The launch of Zipcar Flex last summer put the company back on track. Instead of having to book a car for a round-trip, users can now be more spontaneous, jumping into an available car for short one-way trips around town and paying for it by the minute or hour.
And despite initially targeting individual drivers, a third of Zipcar members are now business customers – and with additional focus, Hampson expects that to number to grow quickly too.
“It’s a great solution for SMEs who don’t want the burden of having to own their own fleet or vehicle. For some, we’re the sole supplier of vehicles, others might tap into us at busy times of the year, as an overflow capacity. There are lots of ways in which we can work both with cars and vans for businesses.”

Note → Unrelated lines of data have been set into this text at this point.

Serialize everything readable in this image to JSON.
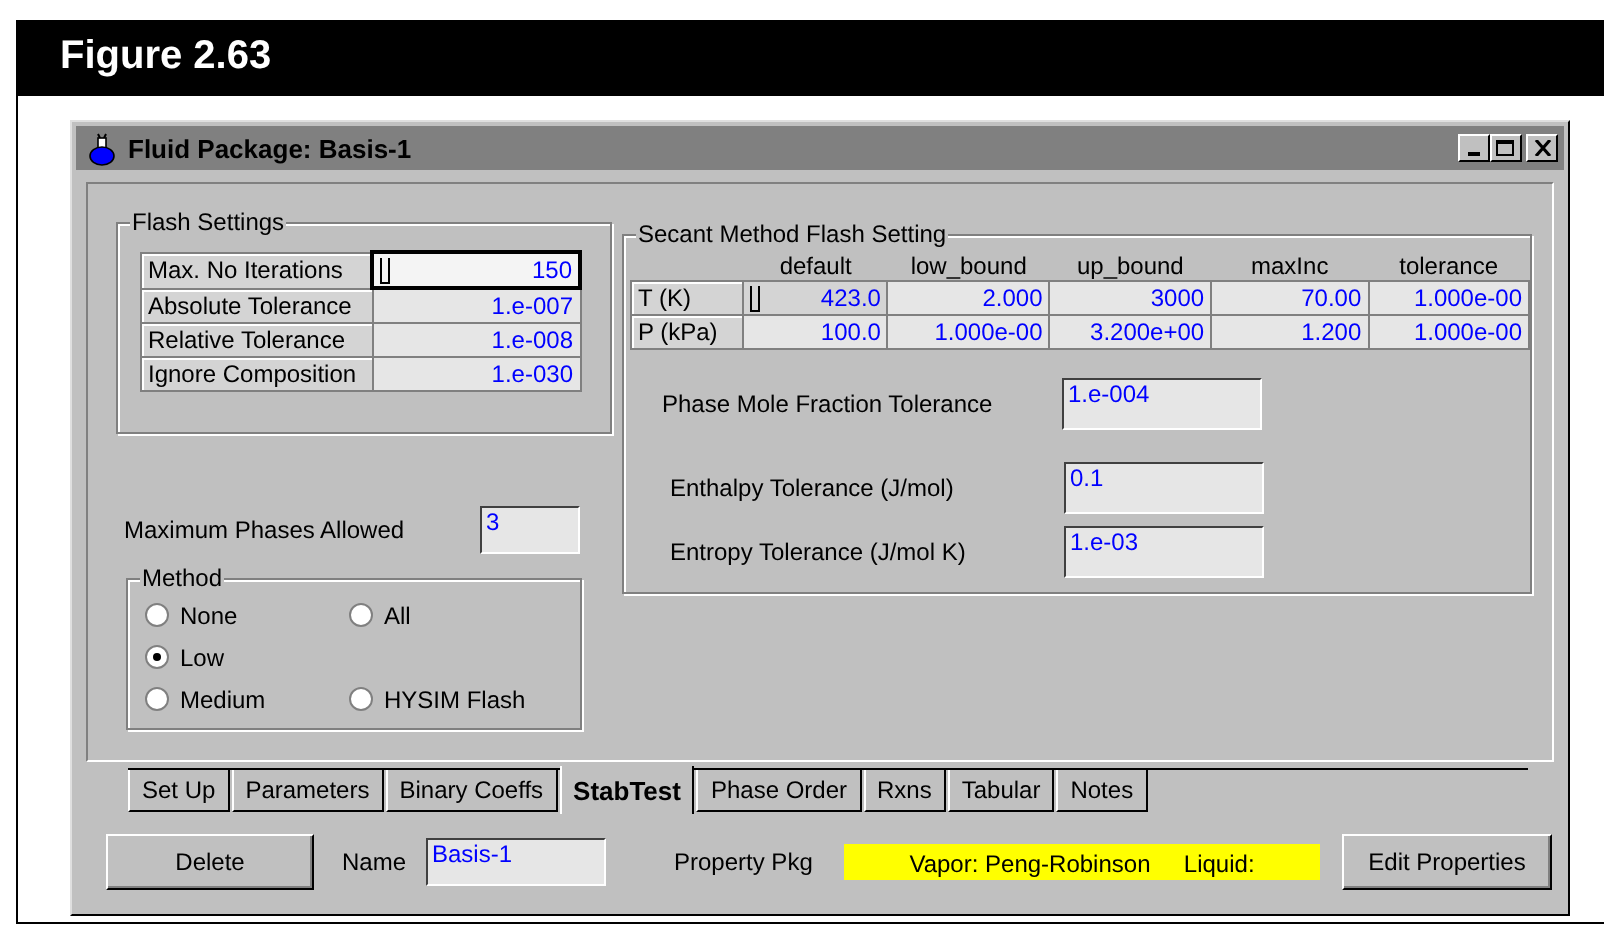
{
  "figure": {
    "title": "Figure 2.63"
  },
  "window": {
    "title": "Fluid Package: Basis-1"
  },
  "flash_settings": {
    "title": "Flash Settings",
    "rows": [
      {
        "label": "Max. No Iterations",
        "value": "150",
        "selected": true
      },
      {
        "label": "Absolute Tolerance",
        "value": "1.e-007",
        "selected": false
      },
      {
        "label": "Relative Tolerance",
        "value": "1.e-008",
        "selected": false
      },
      {
        "label": "Ignore Composition",
        "value": "1.e-030",
        "selected": false
      }
    ]
  },
  "max_phases": {
    "label": "Maximum Phases Allowed",
    "value": "3"
  },
  "method": {
    "title": "Method",
    "options": [
      {
        "label": "None",
        "selected": false
      },
      {
        "label": "All",
        "selected": false
      },
      {
        "label": "Low",
        "selected": true
      },
      {
        "label": "Medium",
        "selected": false
      },
      {
        "label": "HYSIM Flash",
        "selected": false
      }
    ]
  },
  "secant": {
    "title": "Secant Method Flash Setting",
    "columns": [
      "default",
      "low_bound",
      "up_bound",
      "maxInc",
      "tolerance"
    ],
    "rows": [
      {
        "label": "T (K)",
        "values": [
          "423.0",
          "2.000",
          "3000",
          "70.00",
          "1.000e-00"
        ],
        "selected": true
      },
      {
        "label": "P (kPa)",
        "values": [
          "100.0",
          "1.000e-00",
          "3.200e+00",
          "1.200",
          "1.000e-00"
        ],
        "selected": false
      }
    ],
    "tolerances": [
      {
        "label": "Phase Mole Fraction Tolerance",
        "value": "1.e-004"
      },
      {
        "label": "Enthalpy Tolerance (J/mol)",
        "value": "0.1"
      },
      {
        "label": "Entropy Tolerance (J/mol K)",
        "value": "1.e-03"
      }
    ]
  },
  "tabs": [
    {
      "label": "Set Up",
      "selected": false
    },
    {
      "label": "Parameters",
      "selected": false
    },
    {
      "label": "Binary Coeffs",
      "selected": false
    },
    {
      "label": "StabTest",
      "selected": true
    },
    {
      "label": "Phase Order",
      "selected": false
    },
    {
      "label": "Rxns",
      "selected": false
    },
    {
      "label": "Tabular",
      "selected": false
    },
    {
      "label": "Notes",
      "selected": false
    }
  ],
  "footer": {
    "delete_button": "Delete",
    "name_label": "Name",
    "name_value": "Basis-1",
    "property_label": "Property Pkg",
    "property_value": "Vapor: Peng-Robinson     Liquid:",
    "edit_button": "Edit Properties"
  }
}
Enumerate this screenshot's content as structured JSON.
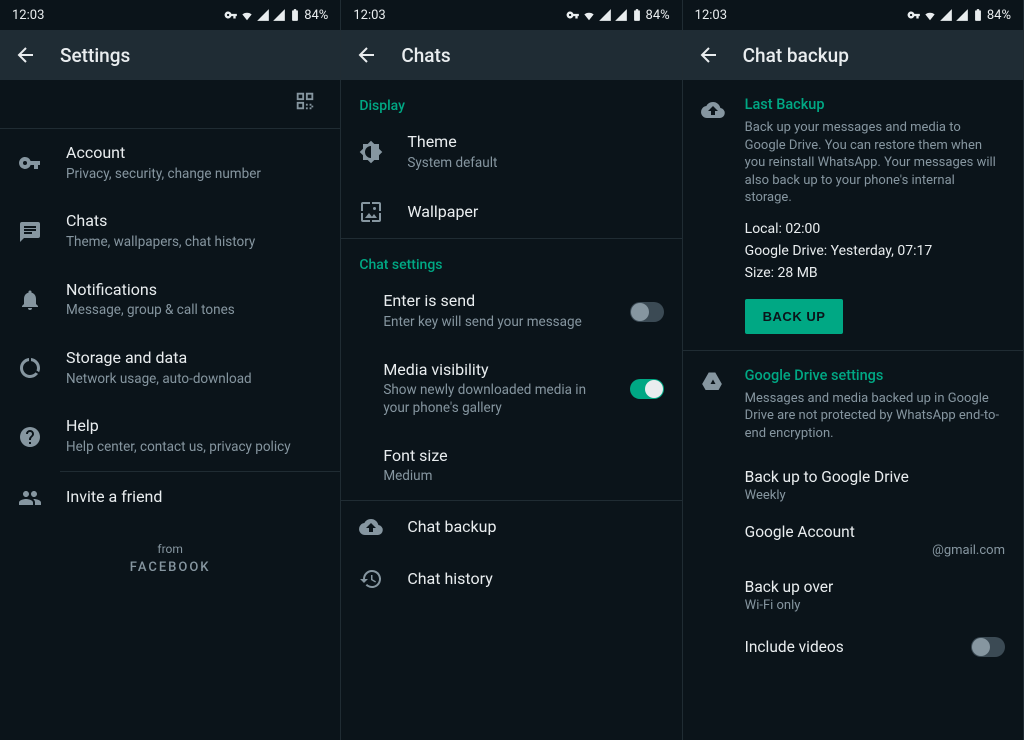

But as a good example of what can be achieved when there is a shared vision about the future, local authorities have challenged Zipcar to push itself harder and take the plunge into electric vehicles.
“Everyone understands why there are challenges about going electric when people use our cars to get out of town and do long trips. But it’s a different matter if you’re talking about a trip that’s 40 minutes,” explains Hampson.
So when Zipcar launched Flex, its stakeholders – the boroughs which provide the car parking spaces and the Greater London Authority – were clear they wanted the service to be electric.
We want to work hand in hand with what London wants to achieve
“We’re very keen to be seen as a collaborative partner for the city. We want to work hand in hand with what London wants to achieve. So we went out to car manufacturers and said that we’d like to get out there before it becomes mandated. We wanted to be proactive.”
This summer Zipcar rolled out its first 100 electric cars, in partnership with Volkswagen. All being well, 325 will be on the road by the end of the year. And if others “come to the table” to speed up the availability of the necessary charging infrastructure, Hampson’s ambition is for his entire fleet to be electric in seven years’ time.
Without that infrastructure, the biggest challenge is making the service commercially viable.
“Our members absolutely wanted electric vehicles, they just weren’t willing to pay any more for them,” Hampson explains. “We are taking care of the whole recharging experience ourselves so members don’t have to worry about that. That can only happen because of Volkswagen’s support.
“If there’s a long-term future in electric, we really need a lot more infrastructure around London so we can ask members to charge the car in the same way that we ask them to refuel our round-trip cars.
“We’re taking a bet that by us getting in there early, the market will follow and there will be innovation in charging infrastructure in particular.”
Zipcar is not new to getting in to markets early. The company has been around for nearly 15 years and has done a lot of the heavy lifting in terms of educating people about the concept of car sharing – as well as building trust in the service.
“Word of mouth has been tremendously powerful and it’s one of those things you can’t directly control. You can just offer a good service that people want to talk about with their friends.”
With 3,000 members making 9,000 trips in the electric Golfs in their first six weeks, feedback has been very strong. But this time it’ll take more than talking to make it a long-term success. For Hampson, it comes back to having a strong vision for the a zero-emissions future – and everyone working together to make it happen.
Previous post: Zero Emission Vehicles: how reality can match the ambitions